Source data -
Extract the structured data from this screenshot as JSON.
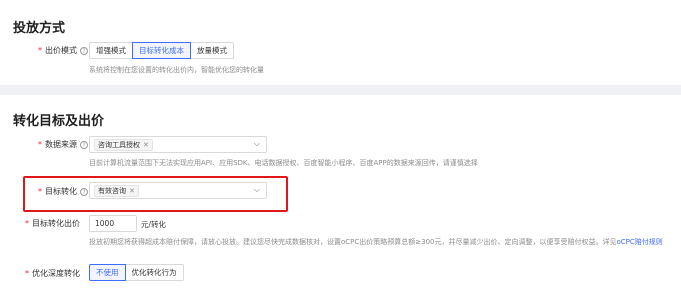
{
  "section1": {
    "title": "投放方式",
    "bid_mode": {
      "label": "出价模式",
      "options": [
        "增强模式",
        "目标转化成本",
        "放量模式"
      ],
      "selected": "目标转化成本",
      "hint": "系统将控制在您设置的转化出价内，智能优化您的转化量"
    }
  },
  "section2": {
    "title": "转化目标及出价",
    "data_source": {
      "label": "数据来源",
      "tags": [
        "咨询工具授权"
      ],
      "hint": "目前计算机流量范围下无法实现应用API、应用SDK、电话数据授权、百度智能小程序、百度APP的数据来源回传，请谨慎选择"
    },
    "target_conversion": {
      "label": "目标转化",
      "tags": [
        "有效咨询"
      ]
    },
    "target_bid": {
      "label": "目标转化出价",
      "value": "1000",
      "unit": "元/转化",
      "hint": "投放初期您将获得超成本赔付保障，请放心投放。建议您尽快完成数据核对，设置oCPC出价策略预算总额≥300元，并尽量减少出价、定向调整，以便享受赔付权益。详见",
      "hint_link": "oCPC赔付规则"
    },
    "deep_conversion": {
      "label": "优化深度转化",
      "options": [
        "不使用",
        "优化转化行为"
      ],
      "selected": "不使用"
    }
  },
  "colors": {
    "accent": "#3f6bff",
    "required": "#f5222d",
    "highlight_box": "#e01818"
  }
}
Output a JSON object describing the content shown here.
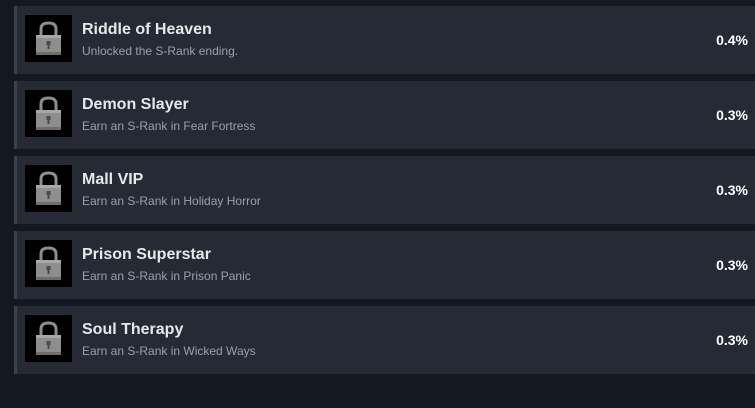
{
  "achievements": [
    {
      "title": "Riddle of Heaven",
      "description": "Unlocked the S-Rank ending.",
      "percent": "0.4%",
      "icon": "padlock-icon",
      "locked": true
    },
    {
      "title": "Demon Slayer",
      "description": "Earn an S-Rank in Fear Fortress",
      "percent": "0.3%",
      "icon": "padlock-icon",
      "locked": true
    },
    {
      "title": "Mall VIP",
      "description": "Earn an S-Rank in Holiday Horror",
      "percent": "0.3%",
      "icon": "padlock-icon",
      "locked": true
    },
    {
      "title": "Prison Superstar",
      "description": "Earn an S-Rank in Prison Panic",
      "percent": "0.3%",
      "icon": "padlock-icon",
      "locked": true
    },
    {
      "title": "Soul Therapy",
      "description": "Earn an S-Rank in Wicked Ways",
      "percent": "0.3%",
      "icon": "padlock-icon",
      "locked": true
    }
  ],
  "colors": {
    "page_background": "#141820",
    "row_background": "#252a35",
    "title_text": "#e6e8ea",
    "description_text": "#9aa1ab",
    "percent_text": "#ffffff"
  }
}
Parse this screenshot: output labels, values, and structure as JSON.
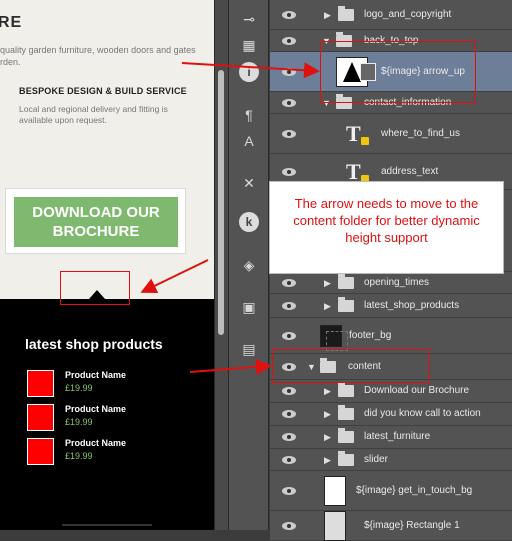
{
  "website": {
    "heading_partial": "RE",
    "intro_text": "quality garden furniture, wooden doors and gates rden.",
    "bespoke_title": "BESPOKE DESIGN & BUILD SERVICE",
    "bespoke_text": "Local and regional delivery and fitting is available upon request.",
    "brochure_button": "DOWNLOAD OUR BROCHURE",
    "shop_title": "latest shop products",
    "products": [
      {
        "name": "Product Name",
        "price": "£19.99"
      },
      {
        "name": "Product Name",
        "price": "£19.99"
      },
      {
        "name": "Product Name",
        "price": "£19.99"
      }
    ]
  },
  "toolbar": {
    "icons": [
      "brush-icon",
      "cube-icon",
      "info-icon",
      "paragraph-icon",
      "character-icon",
      "tools-icon",
      "kuler-icon",
      "3d-icon",
      "layer-comps-icon",
      "brush-preset-icon"
    ]
  },
  "layers": [
    {
      "label": "logo_and_copyright",
      "kind": "folder",
      "level": 1,
      "expanded": false
    },
    {
      "label": "back_to_top",
      "kind": "folder",
      "level": 1,
      "expanded": true
    },
    {
      "label": "${image} arrow_up",
      "kind": "image",
      "level": 2,
      "selected": true
    },
    {
      "label": "contact_information",
      "kind": "folder",
      "level": 1,
      "expanded": true
    },
    {
      "label": "where_to_find_us",
      "kind": "text",
      "level": 2
    },
    {
      "label": "address_text",
      "kind": "text",
      "level": 2
    },
    {
      "label": "opening_times",
      "kind": "folder",
      "level": 1,
      "expanded": false
    },
    {
      "label": "latest_shop_products",
      "kind": "folder",
      "level": 1,
      "expanded": false
    },
    {
      "label": "footer_bg",
      "kind": "image",
      "level": 0
    },
    {
      "label": "content",
      "kind": "folder",
      "level": 0,
      "expanded": true
    },
    {
      "label": "Download our Brochure",
      "kind": "folder",
      "level": 1,
      "expanded": false
    },
    {
      "label": "did you know call to action",
      "kind": "folder",
      "level": 1,
      "expanded": false
    },
    {
      "label": "latest_furniture",
      "kind": "folder",
      "level": 1,
      "expanded": false
    },
    {
      "label": "slider",
      "kind": "folder",
      "level": 1,
      "expanded": false
    },
    {
      "label": "${image} get_in_touch_bg",
      "kind": "image",
      "level": 1
    },
    {
      "label": "${image} Rectangle 1",
      "kind": "image",
      "level": 1
    }
  ],
  "annotation": {
    "note": "The arrow needs to move to the content folder for better dynamic height support",
    "color": "#e01010"
  },
  "colors": {
    "panel": "#535353",
    "selected_row": "#6c7e98",
    "brochure_green": "#7fb96f",
    "price_green": "#8fc26a",
    "product_thumb": "#ff0000"
  }
}
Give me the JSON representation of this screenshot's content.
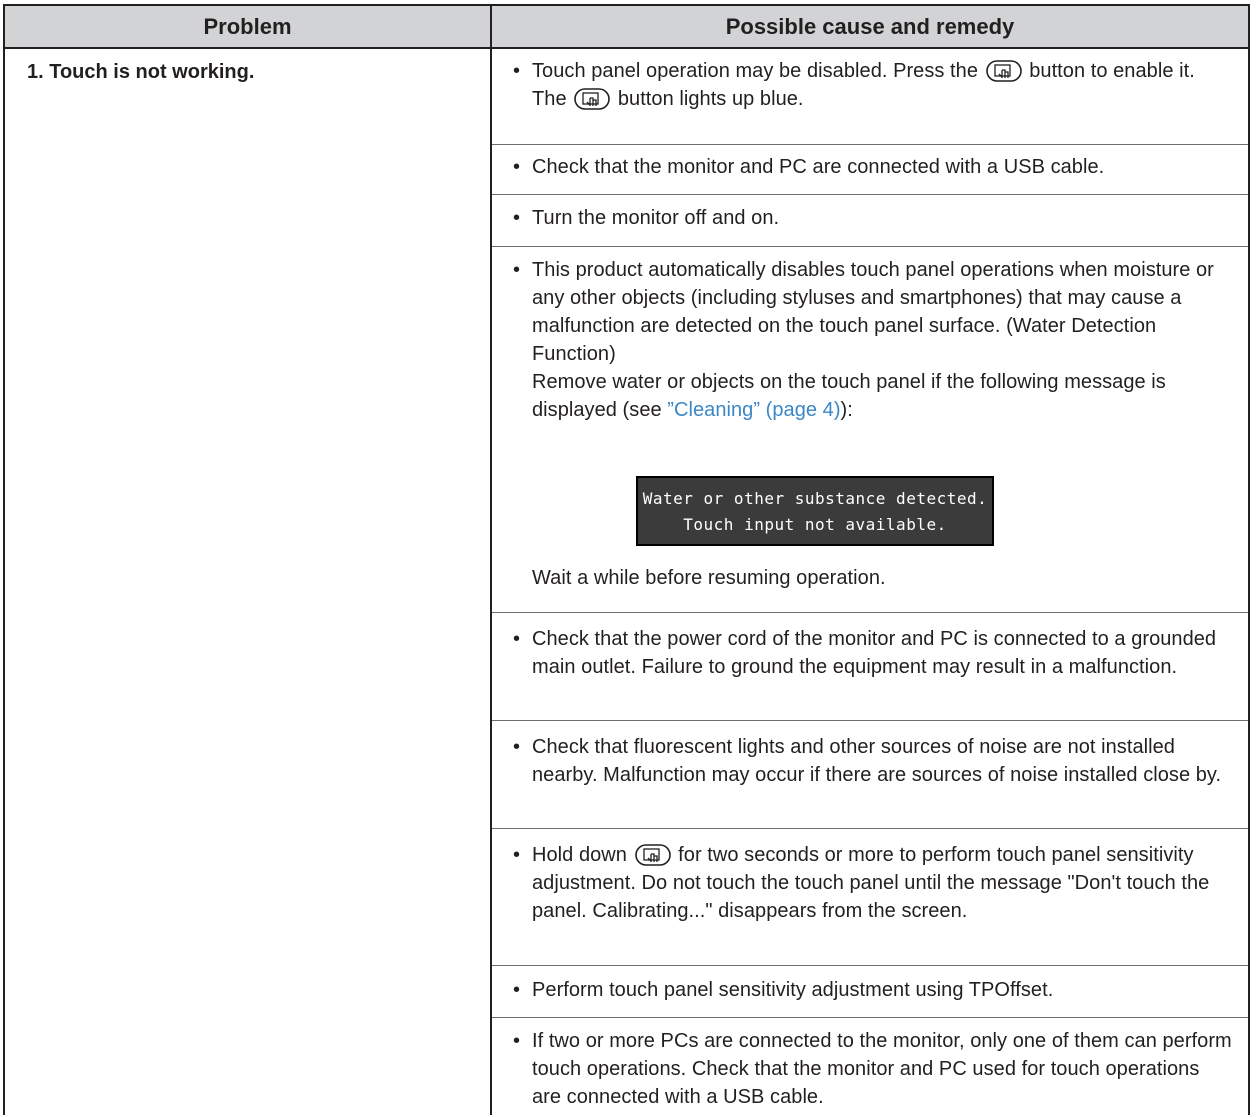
{
  "headers": {
    "problem": "Problem",
    "remedy": "Possible cause and remedy"
  },
  "problem": "1. Touch is not working.",
  "bullet": "•",
  "icon_name": "touch-button-icon",
  "remedies": {
    "r1": {
      "part1": "Touch panel operation may be disabled. Press the",
      "part2": "button to enable it. The",
      "part3": "button lights up blue."
    },
    "r2": "Check that the monitor and PC are connected with a USB cable.",
    "r3": "Turn the monitor off and on.",
    "r4": {
      "line1": "This product automatically disables touch panel operations when moisture or any other objects (including styluses and smartphones) that may cause a malfunction are detected on the touch panel surface. (Water Detection Function)",
      "line2": "Remove water or objects on the touch panel if the following message is displayed (see",
      "link": "”Cleaning” (page 4)",
      "line2_end": "):",
      "message_line1": "Water or other substance detected.",
      "message_line2": "Touch input not available.",
      "after": "Wait a while before resuming operation."
    },
    "r5": "Check that the power cord of the monitor and PC is connected to a grounded main outlet. Failure to ground the equipment may result in a malfunction.",
    "r6": "Check that fluorescent lights and other sources of noise are not installed nearby. Malfunction may occur if there are sources of noise installed close by.",
    "r7": {
      "part1": "Hold down",
      "part2": "for two seconds or more to perform touch panel sensitivity adjustment. Do not touch the touch panel until the message \"Don't touch the panel. Calibrating...\" disappears from the screen."
    },
    "r8": "Perform touch panel sensitivity adjustment using TPOffset.",
    "r9": "If two or more PCs are connected to the monitor, only one of them can perform touch operations. Check that the monitor and PC used for touch operations are connected with a USB cable."
  }
}
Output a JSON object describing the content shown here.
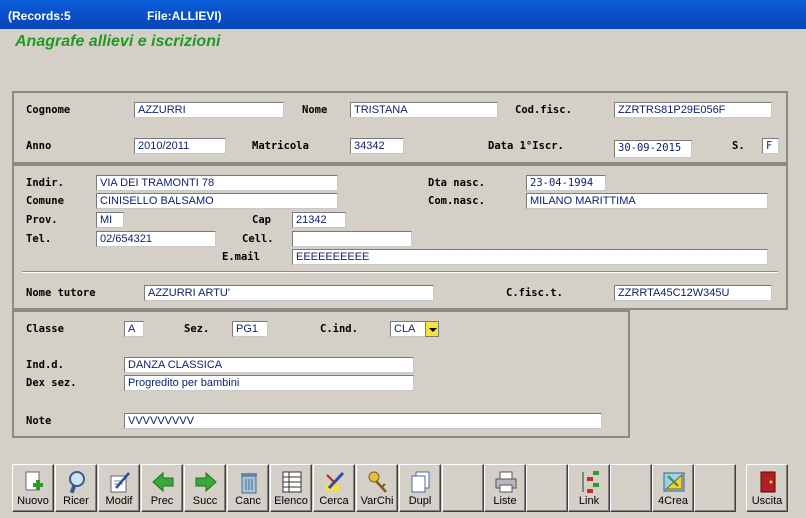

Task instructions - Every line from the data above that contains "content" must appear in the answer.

Result for this task -
Output a JSON object describing the content shown here.
      "label": "content",
    "note": "The arrow needs to move to the content folder for better dynamic height support",
Give me the JSON representation of this screenshot's content.
Output a JSON object describing the content shown here.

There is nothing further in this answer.